GIVEN ENTRIES Start Marker

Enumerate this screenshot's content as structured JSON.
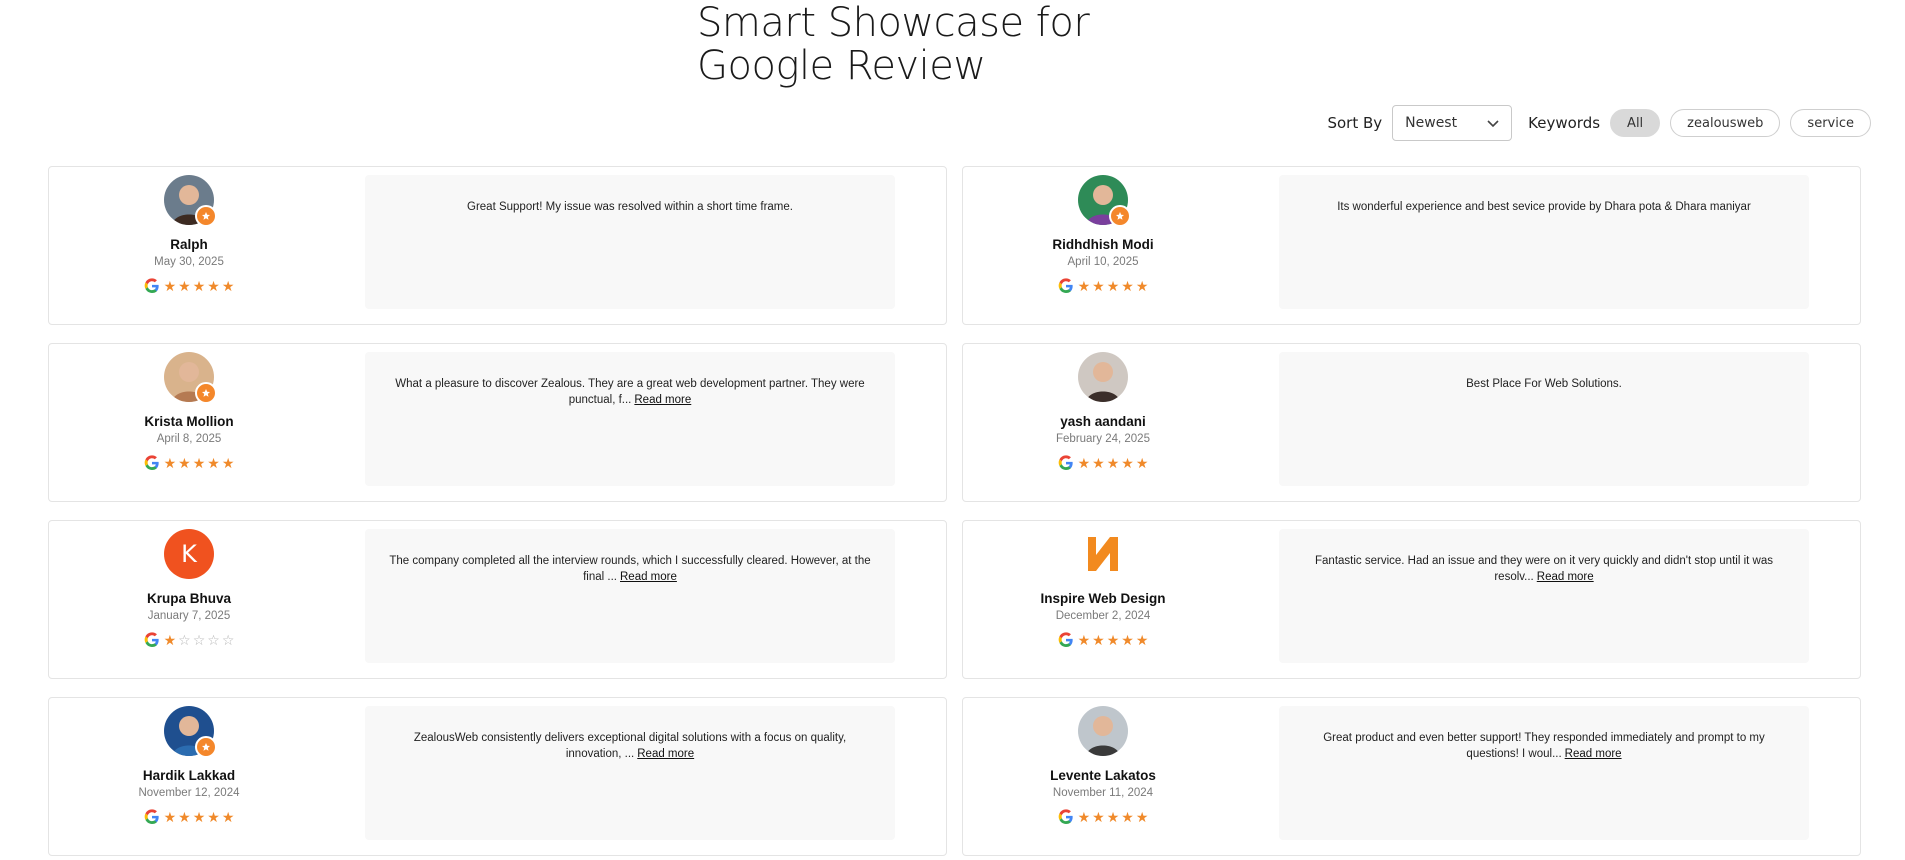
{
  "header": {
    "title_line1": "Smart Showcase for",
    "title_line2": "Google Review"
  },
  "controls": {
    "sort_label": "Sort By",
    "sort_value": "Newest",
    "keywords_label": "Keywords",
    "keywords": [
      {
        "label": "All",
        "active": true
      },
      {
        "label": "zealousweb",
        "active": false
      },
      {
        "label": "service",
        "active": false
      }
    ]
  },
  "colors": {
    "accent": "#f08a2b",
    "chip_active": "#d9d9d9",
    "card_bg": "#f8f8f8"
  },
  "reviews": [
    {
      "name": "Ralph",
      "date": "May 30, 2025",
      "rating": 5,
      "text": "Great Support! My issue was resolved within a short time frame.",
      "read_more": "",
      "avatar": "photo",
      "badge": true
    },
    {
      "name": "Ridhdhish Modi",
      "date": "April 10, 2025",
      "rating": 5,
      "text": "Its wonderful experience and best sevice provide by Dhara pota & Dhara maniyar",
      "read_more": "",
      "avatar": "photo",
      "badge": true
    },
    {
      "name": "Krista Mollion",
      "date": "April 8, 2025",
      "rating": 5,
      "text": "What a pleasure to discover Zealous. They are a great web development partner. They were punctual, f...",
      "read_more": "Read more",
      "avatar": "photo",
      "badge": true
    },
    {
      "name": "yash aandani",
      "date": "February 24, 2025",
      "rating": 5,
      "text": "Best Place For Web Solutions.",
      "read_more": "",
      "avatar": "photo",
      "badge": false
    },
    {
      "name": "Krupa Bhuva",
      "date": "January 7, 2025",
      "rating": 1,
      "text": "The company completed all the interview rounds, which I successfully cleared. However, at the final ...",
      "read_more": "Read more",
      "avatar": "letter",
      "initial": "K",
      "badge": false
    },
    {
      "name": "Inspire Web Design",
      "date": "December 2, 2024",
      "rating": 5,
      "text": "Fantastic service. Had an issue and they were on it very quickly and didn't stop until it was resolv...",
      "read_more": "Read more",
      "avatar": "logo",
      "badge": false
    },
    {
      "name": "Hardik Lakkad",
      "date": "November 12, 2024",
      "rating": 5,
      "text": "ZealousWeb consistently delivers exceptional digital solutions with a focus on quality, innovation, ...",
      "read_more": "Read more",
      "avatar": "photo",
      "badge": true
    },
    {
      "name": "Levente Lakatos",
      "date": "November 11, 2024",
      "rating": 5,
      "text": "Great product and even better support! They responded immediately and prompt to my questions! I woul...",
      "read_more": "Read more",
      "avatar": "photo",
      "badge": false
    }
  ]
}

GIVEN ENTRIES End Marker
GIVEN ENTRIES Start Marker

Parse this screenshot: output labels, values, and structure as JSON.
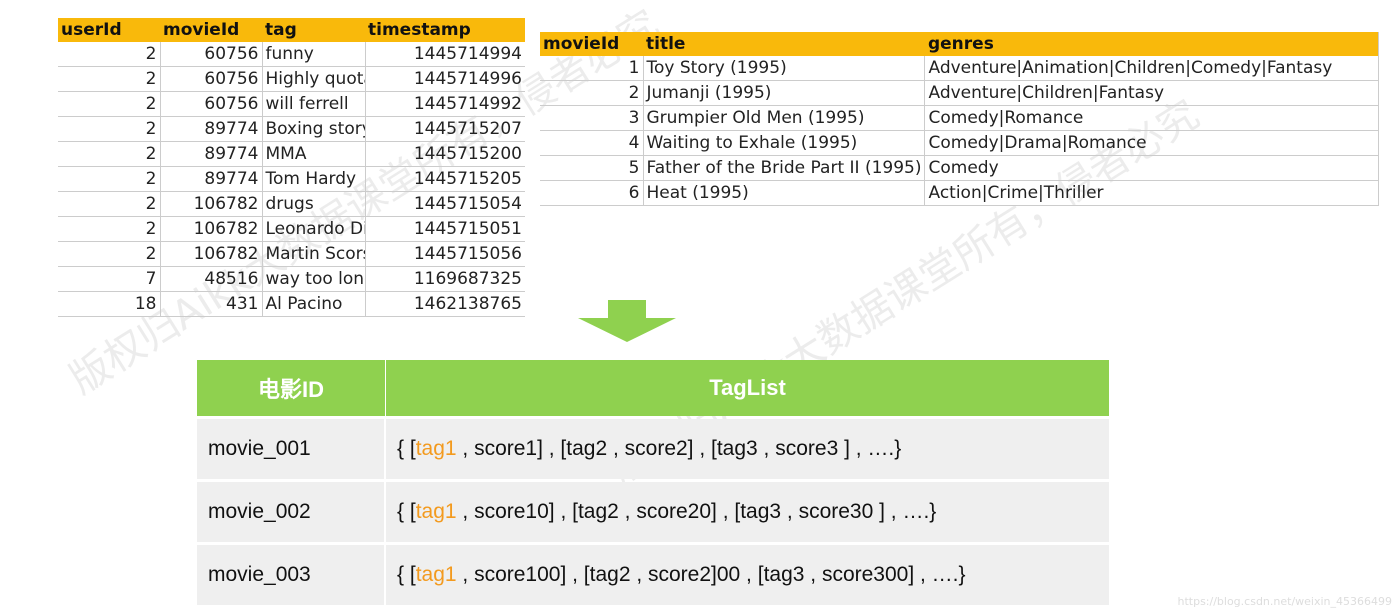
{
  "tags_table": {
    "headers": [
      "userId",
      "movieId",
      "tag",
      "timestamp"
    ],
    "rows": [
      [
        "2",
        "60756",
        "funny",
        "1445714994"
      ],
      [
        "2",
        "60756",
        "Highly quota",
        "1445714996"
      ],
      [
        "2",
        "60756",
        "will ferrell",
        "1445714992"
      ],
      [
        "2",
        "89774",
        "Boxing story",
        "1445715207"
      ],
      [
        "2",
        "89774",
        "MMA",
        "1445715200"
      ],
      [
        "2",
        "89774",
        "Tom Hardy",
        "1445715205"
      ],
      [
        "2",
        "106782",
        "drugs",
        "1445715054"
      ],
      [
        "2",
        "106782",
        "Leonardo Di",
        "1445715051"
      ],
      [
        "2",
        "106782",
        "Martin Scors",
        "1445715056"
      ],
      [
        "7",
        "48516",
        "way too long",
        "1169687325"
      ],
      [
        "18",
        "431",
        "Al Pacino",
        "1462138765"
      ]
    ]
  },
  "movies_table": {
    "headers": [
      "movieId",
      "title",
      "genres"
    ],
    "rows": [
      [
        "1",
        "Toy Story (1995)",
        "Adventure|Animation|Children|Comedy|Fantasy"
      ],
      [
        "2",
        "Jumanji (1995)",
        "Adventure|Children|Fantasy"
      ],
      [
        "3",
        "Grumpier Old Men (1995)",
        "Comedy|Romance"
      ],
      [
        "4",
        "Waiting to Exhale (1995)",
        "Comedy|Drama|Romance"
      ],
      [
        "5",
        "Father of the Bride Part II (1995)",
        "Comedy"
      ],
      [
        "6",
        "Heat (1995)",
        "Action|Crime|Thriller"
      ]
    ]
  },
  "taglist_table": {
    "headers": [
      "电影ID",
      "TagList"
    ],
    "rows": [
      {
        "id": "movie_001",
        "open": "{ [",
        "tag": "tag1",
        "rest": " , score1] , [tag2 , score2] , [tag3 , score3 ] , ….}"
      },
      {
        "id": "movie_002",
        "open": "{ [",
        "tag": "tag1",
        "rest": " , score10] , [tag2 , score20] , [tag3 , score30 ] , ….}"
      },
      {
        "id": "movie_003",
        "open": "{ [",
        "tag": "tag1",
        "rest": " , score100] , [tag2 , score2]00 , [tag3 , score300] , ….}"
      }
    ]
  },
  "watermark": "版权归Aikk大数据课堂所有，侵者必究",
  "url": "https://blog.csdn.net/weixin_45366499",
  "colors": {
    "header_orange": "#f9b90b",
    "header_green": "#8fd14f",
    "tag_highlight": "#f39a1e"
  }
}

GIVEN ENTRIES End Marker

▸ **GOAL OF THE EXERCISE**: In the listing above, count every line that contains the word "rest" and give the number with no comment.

▸ **ANSWER SECTION**: 3